ACTIVITY - Say how many lines in the entries hold the word "term", and reply with that number only.

PROVIDED RECORDS -
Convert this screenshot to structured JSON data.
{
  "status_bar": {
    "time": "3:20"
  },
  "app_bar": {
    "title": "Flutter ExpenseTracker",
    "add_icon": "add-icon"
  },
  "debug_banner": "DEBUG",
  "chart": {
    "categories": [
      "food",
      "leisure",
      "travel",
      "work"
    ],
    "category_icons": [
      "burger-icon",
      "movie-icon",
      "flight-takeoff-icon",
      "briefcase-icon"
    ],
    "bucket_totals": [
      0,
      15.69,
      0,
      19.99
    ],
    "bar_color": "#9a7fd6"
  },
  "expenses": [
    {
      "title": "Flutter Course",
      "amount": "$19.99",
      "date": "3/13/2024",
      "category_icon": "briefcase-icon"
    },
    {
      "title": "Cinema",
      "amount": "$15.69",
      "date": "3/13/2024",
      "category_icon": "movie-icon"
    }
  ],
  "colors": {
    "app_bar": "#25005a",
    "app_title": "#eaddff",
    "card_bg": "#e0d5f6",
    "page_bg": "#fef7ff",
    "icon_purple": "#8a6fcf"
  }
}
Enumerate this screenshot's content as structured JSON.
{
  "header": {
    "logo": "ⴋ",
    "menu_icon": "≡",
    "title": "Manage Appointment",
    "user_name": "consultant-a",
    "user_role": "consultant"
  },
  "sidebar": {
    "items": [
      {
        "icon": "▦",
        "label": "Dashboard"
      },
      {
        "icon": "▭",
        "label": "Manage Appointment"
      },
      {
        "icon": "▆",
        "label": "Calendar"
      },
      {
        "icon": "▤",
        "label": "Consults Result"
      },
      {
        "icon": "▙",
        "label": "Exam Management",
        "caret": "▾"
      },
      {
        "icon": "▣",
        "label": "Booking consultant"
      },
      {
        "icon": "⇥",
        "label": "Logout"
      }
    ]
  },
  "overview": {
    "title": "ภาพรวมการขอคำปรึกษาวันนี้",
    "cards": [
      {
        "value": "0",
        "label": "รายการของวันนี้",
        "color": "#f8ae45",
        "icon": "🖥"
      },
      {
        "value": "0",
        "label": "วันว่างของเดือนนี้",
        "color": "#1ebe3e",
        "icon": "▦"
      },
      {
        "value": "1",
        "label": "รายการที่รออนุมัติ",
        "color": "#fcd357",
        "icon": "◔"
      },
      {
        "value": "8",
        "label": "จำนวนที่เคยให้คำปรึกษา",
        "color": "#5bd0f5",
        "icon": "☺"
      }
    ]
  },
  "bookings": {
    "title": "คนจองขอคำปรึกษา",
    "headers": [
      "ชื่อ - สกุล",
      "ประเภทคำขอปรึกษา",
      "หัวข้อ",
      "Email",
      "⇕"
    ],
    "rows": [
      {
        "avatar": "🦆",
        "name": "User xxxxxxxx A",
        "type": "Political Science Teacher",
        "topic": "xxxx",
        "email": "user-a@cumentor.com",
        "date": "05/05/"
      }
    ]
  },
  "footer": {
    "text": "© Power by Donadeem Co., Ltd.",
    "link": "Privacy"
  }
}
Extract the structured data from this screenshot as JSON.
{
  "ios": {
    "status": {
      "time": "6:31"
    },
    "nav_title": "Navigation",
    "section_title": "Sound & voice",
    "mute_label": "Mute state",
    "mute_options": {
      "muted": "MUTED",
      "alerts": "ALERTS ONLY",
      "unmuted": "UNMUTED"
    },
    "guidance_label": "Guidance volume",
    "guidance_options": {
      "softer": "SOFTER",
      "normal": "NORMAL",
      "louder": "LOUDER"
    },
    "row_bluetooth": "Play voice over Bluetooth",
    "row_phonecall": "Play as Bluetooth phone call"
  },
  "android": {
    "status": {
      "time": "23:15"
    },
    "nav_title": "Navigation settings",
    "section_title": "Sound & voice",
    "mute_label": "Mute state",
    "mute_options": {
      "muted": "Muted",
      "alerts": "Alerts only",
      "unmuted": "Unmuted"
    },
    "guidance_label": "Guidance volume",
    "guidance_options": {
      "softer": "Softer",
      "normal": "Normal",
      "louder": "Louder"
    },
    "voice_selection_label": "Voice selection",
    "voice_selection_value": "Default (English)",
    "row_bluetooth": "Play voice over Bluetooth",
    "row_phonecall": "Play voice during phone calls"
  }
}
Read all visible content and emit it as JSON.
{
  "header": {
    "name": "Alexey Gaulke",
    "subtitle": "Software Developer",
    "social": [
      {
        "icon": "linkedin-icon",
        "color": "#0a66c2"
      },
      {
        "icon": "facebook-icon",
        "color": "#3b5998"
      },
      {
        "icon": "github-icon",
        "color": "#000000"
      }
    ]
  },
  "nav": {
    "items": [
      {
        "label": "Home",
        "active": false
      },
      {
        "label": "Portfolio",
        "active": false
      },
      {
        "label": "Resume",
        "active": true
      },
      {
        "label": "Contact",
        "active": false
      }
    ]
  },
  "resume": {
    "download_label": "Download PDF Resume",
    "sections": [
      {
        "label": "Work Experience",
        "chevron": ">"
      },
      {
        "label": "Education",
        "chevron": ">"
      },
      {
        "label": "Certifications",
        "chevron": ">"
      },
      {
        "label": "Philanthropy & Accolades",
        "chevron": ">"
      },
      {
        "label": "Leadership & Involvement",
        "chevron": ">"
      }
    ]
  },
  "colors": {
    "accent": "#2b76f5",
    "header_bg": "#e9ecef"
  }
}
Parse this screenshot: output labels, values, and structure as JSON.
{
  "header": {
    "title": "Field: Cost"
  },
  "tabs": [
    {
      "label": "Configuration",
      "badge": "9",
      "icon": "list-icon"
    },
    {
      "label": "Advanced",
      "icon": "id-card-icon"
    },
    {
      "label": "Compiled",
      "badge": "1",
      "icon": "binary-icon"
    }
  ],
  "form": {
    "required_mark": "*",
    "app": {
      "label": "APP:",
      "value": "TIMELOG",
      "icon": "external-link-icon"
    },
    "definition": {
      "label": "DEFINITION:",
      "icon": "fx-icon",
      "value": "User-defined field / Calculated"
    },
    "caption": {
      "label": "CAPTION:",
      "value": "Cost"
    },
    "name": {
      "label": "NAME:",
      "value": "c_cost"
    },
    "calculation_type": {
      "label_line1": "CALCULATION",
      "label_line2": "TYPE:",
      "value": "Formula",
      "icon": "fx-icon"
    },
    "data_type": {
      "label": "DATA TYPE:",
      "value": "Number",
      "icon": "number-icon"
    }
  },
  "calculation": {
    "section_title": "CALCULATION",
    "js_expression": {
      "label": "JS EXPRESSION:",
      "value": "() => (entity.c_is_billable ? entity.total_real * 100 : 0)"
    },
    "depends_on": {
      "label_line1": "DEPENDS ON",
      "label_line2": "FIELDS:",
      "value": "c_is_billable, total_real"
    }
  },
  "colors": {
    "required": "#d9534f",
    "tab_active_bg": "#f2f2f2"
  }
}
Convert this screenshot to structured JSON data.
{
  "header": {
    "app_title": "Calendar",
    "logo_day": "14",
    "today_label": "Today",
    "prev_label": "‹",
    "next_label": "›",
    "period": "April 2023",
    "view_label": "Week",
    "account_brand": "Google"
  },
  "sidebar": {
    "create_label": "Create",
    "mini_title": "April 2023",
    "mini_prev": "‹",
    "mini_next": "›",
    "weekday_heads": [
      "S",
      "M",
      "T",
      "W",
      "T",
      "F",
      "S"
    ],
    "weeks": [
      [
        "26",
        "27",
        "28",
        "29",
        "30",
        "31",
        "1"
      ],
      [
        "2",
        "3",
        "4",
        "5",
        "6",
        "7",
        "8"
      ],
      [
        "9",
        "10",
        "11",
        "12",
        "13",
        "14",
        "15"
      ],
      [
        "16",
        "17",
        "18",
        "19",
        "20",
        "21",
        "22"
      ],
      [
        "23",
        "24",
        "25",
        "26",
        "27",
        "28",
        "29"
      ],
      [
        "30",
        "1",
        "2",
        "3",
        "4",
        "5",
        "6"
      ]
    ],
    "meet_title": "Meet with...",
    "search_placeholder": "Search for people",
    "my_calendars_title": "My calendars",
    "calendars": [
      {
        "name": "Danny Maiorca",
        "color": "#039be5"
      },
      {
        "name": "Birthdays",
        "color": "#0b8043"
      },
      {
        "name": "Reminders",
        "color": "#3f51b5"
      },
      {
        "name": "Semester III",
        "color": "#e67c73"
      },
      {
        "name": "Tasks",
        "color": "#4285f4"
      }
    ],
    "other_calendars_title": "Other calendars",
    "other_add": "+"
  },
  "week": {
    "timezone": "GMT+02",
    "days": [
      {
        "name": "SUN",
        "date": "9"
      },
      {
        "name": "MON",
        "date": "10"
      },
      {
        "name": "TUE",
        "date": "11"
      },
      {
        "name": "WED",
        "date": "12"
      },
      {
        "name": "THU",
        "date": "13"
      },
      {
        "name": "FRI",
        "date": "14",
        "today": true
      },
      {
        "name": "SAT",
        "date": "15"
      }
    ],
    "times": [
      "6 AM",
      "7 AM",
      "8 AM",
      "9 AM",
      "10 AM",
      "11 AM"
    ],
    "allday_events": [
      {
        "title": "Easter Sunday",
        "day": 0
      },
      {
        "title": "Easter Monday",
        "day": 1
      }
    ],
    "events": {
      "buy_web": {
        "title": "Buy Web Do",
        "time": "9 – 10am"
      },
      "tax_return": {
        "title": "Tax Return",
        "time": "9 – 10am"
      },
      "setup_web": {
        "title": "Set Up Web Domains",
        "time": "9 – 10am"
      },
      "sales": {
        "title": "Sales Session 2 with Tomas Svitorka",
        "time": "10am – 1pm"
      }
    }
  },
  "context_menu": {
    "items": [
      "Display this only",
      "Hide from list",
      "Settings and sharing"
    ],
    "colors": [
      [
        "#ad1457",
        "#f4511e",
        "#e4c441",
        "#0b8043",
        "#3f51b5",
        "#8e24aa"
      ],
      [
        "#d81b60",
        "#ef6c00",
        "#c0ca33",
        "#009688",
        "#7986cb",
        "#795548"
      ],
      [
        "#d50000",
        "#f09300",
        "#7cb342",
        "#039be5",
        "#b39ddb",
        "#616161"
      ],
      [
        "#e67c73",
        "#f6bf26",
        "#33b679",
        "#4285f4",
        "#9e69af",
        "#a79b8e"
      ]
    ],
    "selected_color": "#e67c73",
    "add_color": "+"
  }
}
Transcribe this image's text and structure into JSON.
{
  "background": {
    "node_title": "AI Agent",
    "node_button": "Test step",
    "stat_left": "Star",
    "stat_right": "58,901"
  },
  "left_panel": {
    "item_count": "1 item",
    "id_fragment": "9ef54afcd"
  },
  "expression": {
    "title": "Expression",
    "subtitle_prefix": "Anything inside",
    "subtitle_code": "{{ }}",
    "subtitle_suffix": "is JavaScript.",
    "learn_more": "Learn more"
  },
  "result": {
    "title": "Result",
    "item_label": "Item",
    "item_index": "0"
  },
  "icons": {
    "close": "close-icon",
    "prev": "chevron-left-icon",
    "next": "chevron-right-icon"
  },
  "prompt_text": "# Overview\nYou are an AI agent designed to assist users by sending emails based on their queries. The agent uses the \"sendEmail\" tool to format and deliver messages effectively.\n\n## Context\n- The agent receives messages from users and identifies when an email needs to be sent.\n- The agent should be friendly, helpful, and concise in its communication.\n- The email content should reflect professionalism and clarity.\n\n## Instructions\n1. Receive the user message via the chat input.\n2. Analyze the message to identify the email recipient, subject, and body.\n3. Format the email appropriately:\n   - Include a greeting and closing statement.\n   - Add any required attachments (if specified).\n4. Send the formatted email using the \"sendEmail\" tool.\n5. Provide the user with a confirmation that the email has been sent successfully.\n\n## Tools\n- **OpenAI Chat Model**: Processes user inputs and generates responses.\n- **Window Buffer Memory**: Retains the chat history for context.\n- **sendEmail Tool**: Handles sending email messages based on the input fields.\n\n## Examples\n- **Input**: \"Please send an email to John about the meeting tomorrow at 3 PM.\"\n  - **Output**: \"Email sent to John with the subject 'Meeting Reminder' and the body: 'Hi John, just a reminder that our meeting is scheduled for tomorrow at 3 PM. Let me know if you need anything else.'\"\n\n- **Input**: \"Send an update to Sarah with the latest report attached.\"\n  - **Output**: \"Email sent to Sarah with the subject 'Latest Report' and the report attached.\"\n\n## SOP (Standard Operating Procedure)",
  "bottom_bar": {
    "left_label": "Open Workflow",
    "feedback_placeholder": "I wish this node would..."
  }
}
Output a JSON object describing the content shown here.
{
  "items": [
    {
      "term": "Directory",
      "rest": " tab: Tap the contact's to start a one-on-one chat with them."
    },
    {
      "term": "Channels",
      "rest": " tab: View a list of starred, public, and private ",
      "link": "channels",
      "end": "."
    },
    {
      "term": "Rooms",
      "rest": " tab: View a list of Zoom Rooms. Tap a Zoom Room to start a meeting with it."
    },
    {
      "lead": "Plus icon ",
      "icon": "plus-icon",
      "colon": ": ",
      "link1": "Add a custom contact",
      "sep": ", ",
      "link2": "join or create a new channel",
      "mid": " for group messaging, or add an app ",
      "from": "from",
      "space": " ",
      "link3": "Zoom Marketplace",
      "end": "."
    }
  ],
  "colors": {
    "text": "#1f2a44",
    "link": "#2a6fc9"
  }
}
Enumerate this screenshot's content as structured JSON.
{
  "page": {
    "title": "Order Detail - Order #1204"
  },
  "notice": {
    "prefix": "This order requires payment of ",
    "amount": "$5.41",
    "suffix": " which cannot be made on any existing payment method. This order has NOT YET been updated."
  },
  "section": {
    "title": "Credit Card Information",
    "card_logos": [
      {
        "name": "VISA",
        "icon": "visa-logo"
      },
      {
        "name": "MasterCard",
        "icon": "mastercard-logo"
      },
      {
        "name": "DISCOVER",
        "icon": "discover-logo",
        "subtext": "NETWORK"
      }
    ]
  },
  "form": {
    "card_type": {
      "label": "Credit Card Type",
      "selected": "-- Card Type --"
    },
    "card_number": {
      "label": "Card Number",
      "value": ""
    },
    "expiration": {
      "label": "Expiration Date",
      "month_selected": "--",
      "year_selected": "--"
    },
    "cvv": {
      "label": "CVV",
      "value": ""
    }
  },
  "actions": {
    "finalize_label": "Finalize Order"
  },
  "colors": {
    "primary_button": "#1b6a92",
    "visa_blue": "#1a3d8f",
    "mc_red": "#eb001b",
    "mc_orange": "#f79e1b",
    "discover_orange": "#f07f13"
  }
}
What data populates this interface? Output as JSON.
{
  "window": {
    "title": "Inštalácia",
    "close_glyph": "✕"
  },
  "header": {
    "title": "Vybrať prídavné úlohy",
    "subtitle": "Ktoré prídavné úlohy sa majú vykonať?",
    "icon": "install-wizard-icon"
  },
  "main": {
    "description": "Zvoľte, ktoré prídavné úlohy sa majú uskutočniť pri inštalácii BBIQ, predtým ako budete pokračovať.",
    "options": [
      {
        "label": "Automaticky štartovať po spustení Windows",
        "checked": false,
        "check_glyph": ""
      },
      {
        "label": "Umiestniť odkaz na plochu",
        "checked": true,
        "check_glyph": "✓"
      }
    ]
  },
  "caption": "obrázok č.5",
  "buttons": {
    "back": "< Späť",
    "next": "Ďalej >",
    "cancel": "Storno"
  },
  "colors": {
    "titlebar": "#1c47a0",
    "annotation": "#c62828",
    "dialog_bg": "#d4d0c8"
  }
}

SOLUTION FOR THIS TASK - 3